As I got closer to Fira, she nuzzled (用鼻子爱抚)her nose into my chest, putting a gentle pressure over my heart. Something happened inside me: I felt as if I had reached a wellspring (源泉)of past hurts, fears and failings. I began to melt emotionally.
I patted Fira's nose and breathed in her smell. I found I didn't have to concentrate on feeling better; Fira helped me feel loved and safe.
I worked with Fira often, learning basic communication and leading methods to work together with her. Initially, I wasn't sure exactly what one would do with a horse except riding it. But I knew that Fira had touched me in an uncommon way and had made me feel better. She connected with me by responding to my emotional state and reflecting it back to me in an open, affectionate way.
In my meetings with Fira, I found that I lost my usual self-consciousness and I would focus entirely on communicating.
I learned to live in the present, to focus on what was happening this day, in this moment, in this place. I learned to forget the past, with all its hurts. I learned to forget the future, which hasn't happened yet. When you stand beside a horse, you exist completely in the moment.
"With Fira by my side, I saw into a life in which trust comes first, and compassion follows.
I found a deep peace in leading her along a path, by using my own power of intention to indicate whether to start, stop, turn left or turn right. I felt an inner quiet and even joy. My work with this horse was part of a journey out of a very dark night in my soul.
Tens of thousands of drone (无人机)owners will have to register their devices for the first time under regulations designed to safeguard privacy.
Rules introduced yesterday require all drones that are fitted with cameras to be logged with the Civil Aviation Authority (CAA). Anyone who fails to do so faces being taken to court and fined up to £1,000. Drones heavier than 250g already have to be registered with the CAA, which costs £9 and must be renewed annually, but the new measures extend this requirement to all devices, including the lightweight models that are used by hobbyist pilots.
The move comes after sharp rise in the number of drones bought by enthusiasts or those operating them for commercial reasons, such as to inspect infrastructure or for photography and filming.
However, the rise has prompted concerns over privacy, with fears that drones are being used to spy on private residences and other buildings. It has also led to an increase in the number of near-misses between drones and other aircraft, including commercial passenger jets. The latest figures show 531 near-misses involving drones were logged in the past decade, including 125 recorded in 2019.

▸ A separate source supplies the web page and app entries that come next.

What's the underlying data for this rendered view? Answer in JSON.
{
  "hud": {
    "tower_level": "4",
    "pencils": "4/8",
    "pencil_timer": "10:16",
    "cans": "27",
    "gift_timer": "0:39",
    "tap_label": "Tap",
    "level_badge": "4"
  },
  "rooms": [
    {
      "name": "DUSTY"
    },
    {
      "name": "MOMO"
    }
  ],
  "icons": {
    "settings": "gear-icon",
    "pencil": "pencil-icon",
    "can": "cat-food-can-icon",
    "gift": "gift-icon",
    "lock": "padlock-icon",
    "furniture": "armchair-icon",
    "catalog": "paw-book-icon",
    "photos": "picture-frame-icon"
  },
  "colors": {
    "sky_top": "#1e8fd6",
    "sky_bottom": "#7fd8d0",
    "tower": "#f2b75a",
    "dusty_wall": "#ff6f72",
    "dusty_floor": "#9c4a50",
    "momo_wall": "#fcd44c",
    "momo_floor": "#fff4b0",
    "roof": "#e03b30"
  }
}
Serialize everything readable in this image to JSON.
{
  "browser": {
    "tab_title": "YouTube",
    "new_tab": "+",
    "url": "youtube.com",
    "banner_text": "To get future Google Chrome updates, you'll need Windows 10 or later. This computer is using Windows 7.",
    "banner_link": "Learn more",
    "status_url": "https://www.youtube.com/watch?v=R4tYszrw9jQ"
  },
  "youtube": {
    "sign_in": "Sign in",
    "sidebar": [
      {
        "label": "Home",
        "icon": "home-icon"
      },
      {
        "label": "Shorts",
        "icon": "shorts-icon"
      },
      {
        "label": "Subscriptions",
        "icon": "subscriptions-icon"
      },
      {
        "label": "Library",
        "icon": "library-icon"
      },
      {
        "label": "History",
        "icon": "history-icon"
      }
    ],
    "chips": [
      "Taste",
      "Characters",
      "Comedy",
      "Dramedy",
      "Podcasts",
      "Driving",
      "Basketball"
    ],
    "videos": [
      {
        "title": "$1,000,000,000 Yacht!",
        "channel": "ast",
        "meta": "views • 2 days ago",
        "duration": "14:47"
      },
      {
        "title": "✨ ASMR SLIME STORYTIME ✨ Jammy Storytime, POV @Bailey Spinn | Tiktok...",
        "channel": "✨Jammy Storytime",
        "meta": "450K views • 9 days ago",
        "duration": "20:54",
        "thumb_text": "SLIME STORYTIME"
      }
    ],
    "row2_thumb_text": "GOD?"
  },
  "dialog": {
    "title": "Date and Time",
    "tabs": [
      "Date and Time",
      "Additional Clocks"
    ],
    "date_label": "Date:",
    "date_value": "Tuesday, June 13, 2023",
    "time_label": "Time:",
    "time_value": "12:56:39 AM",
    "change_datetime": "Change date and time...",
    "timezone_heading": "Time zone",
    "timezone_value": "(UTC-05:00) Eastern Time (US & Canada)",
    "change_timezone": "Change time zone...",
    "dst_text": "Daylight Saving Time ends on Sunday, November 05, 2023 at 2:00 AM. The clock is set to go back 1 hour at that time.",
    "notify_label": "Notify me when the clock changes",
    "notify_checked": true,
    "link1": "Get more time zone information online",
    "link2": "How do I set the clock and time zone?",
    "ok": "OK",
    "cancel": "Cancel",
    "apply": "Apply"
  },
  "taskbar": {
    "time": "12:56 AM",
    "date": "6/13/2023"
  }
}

By law drones are supposed to be operated within an operator's line of sight. They have to remain below an altitude of 400ft to avoid interfering with aircraft and flown at least 164ft away from people and buildings. The government has already toughened up regulations in recent years. This includes requiring all operators to pass an online test before being allowed to fly devices. Other changes to the regulations include allowing drones that weigh up to 25kg to be operated, compared with a previous limit of 20kg.
Devices will also fall into three new categories of risk --high, medium and low -- depending on how they will be flown. Low-risk drones, including those typically used by hobbyists, will have operational limitations but will not need authorisation （授权）for flights. Authorisation is needed for larger medium-risk and high-risk drone flights, which are typically carried out in more complex environments, including those beyond the operator's line of sight, which is banned under normal circumstances.
Christian Struwe, the director of public policy, said of the new regulation: "It simplifies different processes and allows customers to travel from country to country without having to worry about different rules in different foreign locations"